Each of the purple lines on the map at the top represents a well-established trail that would have been available to a Native party heading to Ktsi Mskodak from Wamesit. Together, they form a network that would allow for confident travel across the vast distances shown on the maps. Naturally, they could very well have taken the same route back that Ashpelon's rendezvous party took to get to Nashaway; however, it seems likely that they would have taken a route that didn't bring them closer to colonial occupied space.

By the Numbers

Stockwell went on to report in his narrative that “when those Indians came from Wachusett, there came with them squaws and children, about four score.”[6] This large number begins to make sense when we consider the number of people reported to be living at Wamesit alone, which would be 42, or just over two score. By Gookin's accounting, “those that went away [with Wanalancet] were about fifty, whereof there were not above eight men, the rest women and children.”[7] This means that the people at Wamesit alone numbered around 50.

Upon his return, Stebbins reported that he had seen “3 Indian men & about halfe a score of [women]” at Nashaway.
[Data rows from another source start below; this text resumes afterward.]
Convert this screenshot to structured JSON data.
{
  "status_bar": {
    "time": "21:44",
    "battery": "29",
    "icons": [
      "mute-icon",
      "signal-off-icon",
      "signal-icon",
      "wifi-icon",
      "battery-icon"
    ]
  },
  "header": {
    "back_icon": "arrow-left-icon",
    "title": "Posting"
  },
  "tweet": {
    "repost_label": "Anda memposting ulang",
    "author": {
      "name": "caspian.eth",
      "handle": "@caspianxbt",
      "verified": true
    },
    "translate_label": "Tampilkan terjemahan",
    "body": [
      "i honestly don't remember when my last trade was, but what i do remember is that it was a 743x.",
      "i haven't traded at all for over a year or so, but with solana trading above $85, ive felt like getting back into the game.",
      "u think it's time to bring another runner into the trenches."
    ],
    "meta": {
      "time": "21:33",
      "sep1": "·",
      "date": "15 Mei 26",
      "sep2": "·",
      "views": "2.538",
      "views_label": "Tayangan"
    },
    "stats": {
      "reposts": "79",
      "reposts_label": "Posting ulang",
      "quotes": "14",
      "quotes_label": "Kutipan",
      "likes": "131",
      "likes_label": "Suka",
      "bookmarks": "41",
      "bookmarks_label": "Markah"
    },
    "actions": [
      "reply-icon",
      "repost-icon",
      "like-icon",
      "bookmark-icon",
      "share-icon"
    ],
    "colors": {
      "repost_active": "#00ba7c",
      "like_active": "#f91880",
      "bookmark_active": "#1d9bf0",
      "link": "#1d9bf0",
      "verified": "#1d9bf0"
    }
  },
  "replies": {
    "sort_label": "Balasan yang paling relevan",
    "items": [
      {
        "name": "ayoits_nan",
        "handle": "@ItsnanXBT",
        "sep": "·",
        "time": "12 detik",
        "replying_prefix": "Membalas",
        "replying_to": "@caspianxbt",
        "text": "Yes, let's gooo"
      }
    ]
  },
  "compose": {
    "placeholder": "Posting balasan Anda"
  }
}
He also spoke of picking up Native people who had been living in the Nashaway region during the war. He specifically mentioned that there were “2 smal compeny of Indians that had lived there al this war time.”[8] But, Stebbins did leave before the group returned to Ktsi Mskodak. Is it possible that he simply hadn’t been there when the entire group was assembled to return? Were the 13 people Stebbins reported seeing part of just one of the companies? If so, that would bring the total to 52 people, only accounting for women and children--63 if one accounts for everyone at Wamesit and the 13 present at the time. Is it then difficult to imagine this group as the one Stockwell reports as coming in with about 80 women and children?


These were survivors of the war. The Penacooks are a good example of the means Native people employed to survive. While they may not always have been of one mind on how to generally interact with the English, they did what was necessary to survive. It is likely that some of the people who reportedly stayed in the region “al this war time” had gone back and forth between their homeland and places like Penacook and the Connecticut River Valley--and perhaps as far as Schaghticoke and French Canada. On just this one journey, over 100 people moved northwards to continue living. The people of the area that would become New England didn’t vanish, nor was “the enemy” completely destroyed. Displaced by violence and discriminated against by their former neighbors, many moved northward. After this period, many continued to travel regularly between Canada, Wabanaki territory and southern New England
[1] “Letter from Major John Pynchon,” 53.
[2] “Narrative of Benoni Stebbins,” 57; “Letter from Major John Pynchon,” 51-6.
[3] “Narrative of Benoni Stebbins,” 57.
[4] “Letter from Major John Pynchon,” 54.
[5] Gookin, “Christian Indians,” 462-3.
[6] Evan Haefeli and Kevin Sweeney, Captors and Captives: The 1704 French and Indian Raid on Deerfield (Amherst: University of Massachusetts, 2003), 42.
[7] Gookin, “Christian Indians,” 521.
[8] “Letter from Major John Pynchon,” 54, 57.

This page has paths:

This page references: